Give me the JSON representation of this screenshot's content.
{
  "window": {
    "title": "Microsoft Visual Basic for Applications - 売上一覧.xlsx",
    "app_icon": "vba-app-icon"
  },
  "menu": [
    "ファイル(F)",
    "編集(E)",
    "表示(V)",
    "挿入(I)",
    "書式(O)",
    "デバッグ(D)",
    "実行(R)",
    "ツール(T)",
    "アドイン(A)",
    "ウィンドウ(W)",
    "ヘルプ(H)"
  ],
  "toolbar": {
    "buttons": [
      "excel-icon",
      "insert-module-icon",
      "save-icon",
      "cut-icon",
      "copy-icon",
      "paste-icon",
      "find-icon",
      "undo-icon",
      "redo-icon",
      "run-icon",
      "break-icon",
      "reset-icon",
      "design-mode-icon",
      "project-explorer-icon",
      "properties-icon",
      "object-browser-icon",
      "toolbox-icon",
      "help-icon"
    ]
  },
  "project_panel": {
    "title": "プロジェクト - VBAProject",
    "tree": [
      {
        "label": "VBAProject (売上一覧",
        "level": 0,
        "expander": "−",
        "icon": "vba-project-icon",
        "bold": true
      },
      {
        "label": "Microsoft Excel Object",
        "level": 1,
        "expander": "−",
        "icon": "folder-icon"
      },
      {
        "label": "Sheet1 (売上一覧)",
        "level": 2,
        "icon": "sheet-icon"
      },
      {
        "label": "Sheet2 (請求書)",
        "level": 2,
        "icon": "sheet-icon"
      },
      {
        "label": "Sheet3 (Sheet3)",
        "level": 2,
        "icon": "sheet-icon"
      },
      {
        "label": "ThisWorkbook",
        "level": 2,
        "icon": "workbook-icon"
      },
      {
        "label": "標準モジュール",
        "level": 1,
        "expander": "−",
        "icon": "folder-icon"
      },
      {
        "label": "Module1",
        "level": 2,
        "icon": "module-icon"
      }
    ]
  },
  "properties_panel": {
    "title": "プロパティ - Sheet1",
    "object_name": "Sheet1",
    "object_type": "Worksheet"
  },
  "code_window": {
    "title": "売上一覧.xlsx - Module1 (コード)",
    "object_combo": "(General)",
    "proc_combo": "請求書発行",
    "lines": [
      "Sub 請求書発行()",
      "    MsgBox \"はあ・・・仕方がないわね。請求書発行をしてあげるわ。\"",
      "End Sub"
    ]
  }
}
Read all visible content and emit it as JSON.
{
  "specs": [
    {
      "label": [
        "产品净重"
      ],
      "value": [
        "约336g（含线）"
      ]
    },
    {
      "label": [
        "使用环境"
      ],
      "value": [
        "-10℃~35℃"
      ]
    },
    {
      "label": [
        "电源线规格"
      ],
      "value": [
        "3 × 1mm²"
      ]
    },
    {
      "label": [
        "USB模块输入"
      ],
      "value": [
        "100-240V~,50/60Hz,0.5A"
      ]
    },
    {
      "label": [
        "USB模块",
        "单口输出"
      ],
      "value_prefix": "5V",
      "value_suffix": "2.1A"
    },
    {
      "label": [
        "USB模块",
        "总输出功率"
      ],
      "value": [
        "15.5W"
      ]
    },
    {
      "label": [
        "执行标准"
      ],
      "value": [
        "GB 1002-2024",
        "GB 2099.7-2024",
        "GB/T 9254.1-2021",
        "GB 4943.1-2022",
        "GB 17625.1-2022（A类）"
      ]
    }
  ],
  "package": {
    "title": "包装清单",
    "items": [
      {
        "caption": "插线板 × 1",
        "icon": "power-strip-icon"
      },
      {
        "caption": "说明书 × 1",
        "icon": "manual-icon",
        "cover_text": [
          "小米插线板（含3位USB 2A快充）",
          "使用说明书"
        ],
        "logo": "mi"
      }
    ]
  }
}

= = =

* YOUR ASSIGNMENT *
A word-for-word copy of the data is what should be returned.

* YOUR SOLUTION *
Give me the JSON representation of this screenshot's content.
{
  "window": {
    "title": "Microsoft Visual Basic for Applications - 売上一覧.xlsx",
    "app_icon": "vba-app-icon"
  },
  "menu": [
    "ファイル(F)",
    "編集(E)",
    "表示(V)",
    "挿入(I)",
    "書式(O)",
    "デバッグ(D)",
    "実行(R)",
    "ツール(T)",
    "アドイン(A)",
    "ウィンドウ(W)",
    "ヘルプ(H)"
  ],
  "toolbar": {
    "buttons": [
      "excel-icon",
      "insert-module-icon",
      "save-icon",
      "cut-icon",
      "copy-icon",
      "paste-icon",
      "find-icon",
      "undo-icon",
      "redo-icon",
      "run-icon",
      "break-icon",
      "reset-icon",
      "design-mode-icon",
      "project-explorer-icon",
      "properties-icon",
      "object-browser-icon",
      "toolbox-icon",
      "help-icon"
    ]
  },
  "project_panel": {
    "title": "プロジェクト - VBAProject",
    "tree": [
      {
        "label": "VBAProject (売上一覧",
        "level": 0,
        "expander": "−",
        "icon": "vba-project-icon",
        "bold": true
      },
      {
        "label": "Microsoft Excel Object",
        "level": 1,
        "expander": "−",
        "icon": "folder-icon"
      },
      {
        "label": "Sheet1 (売上一覧)",
        "level": 2,
        "icon": "sheet-icon"
      },
      {
        "label": "Sheet2 (請求書)",
        "level": 2,
        "icon": "sheet-icon"
      },
      {
        "label": "Sheet3 (Sheet3)",
        "level": 2,
        "icon": "sheet-icon"
      },
      {
        "label": "ThisWorkbook",
        "level": 2,
        "icon": "workbook-icon"
      },
      {
        "label": "標準モジュール",
        "level": 1,
        "expander": "−",
        "icon": "folder-icon"
      },
      {
        "label": "Module1",
        "level": 2,
        "icon": "module-icon"
      }
    ]
  },
  "properties_panel": {
    "title": "プロパティ - Sheet1",
    "object_name": "Sheet1",
    "object_type": "Worksheet"
  },
  "code_window": {
    "title": "売上一覧.xlsx - Module1 (コード)",
    "object_combo": "(General)",
    "proc_combo": "請求書発行",
    "lines": [
      "Sub 請求書発行()",
      "    MsgBox \"はあ・・・仕方がないわね。請求書発行をしてあげるわ。\"",
      "End Sub"
    ]
  }
}
Read all visible content and emit it as JSON.
{
  "specs": [
    {
      "label": [
        "产品净重"
      ],
      "value": [
        "约336g（含线）"
      ]
    },
    {
      "label": [
        "使用环境"
      ],
      "value": [
        "-10℃~35℃"
      ]
    },
    {
      "label": [
        "电源线规格"
      ],
      "value": [
        "3 × 1mm²"
      ]
    },
    {
      "label": [
        "USB模块输入"
      ],
      "value": [
        "100-240V~,50/60Hz,0.5A"
      ]
    },
    {
      "label": [
        "USB模块",
        "单口输出"
      ],
      "value_prefix": "5V",
      "value_suffix": "2.1A"
    },
    {
      "label": [
        "USB模块",
        "总输出功率"
      ],
      "value": [
        "15.5W"
      ]
    },
    {
      "label": [
        "执行标准"
      ],
      "value": [
        "GB 1002-2024",
        "GB 2099.7-2024",
        "GB/T 9254.1-2021",
        "GB 4943.1-2022",
        "GB 17625.1-2022（A类）"
      ]
    }
  ],
  "package": {
    "title": "包装清单",
    "items": [
      {
        "caption": "插线板 × 1",
        "icon": "power-strip-icon"
      },
      {
        "caption": "说明书 × 1",
        "icon": "manual-icon",
        "cover_text": [
          "小米插线板（含3位USB 2A快充）",
          "使用说明书"
        ],
        "logo": "mi"
      }
    ]
  }
}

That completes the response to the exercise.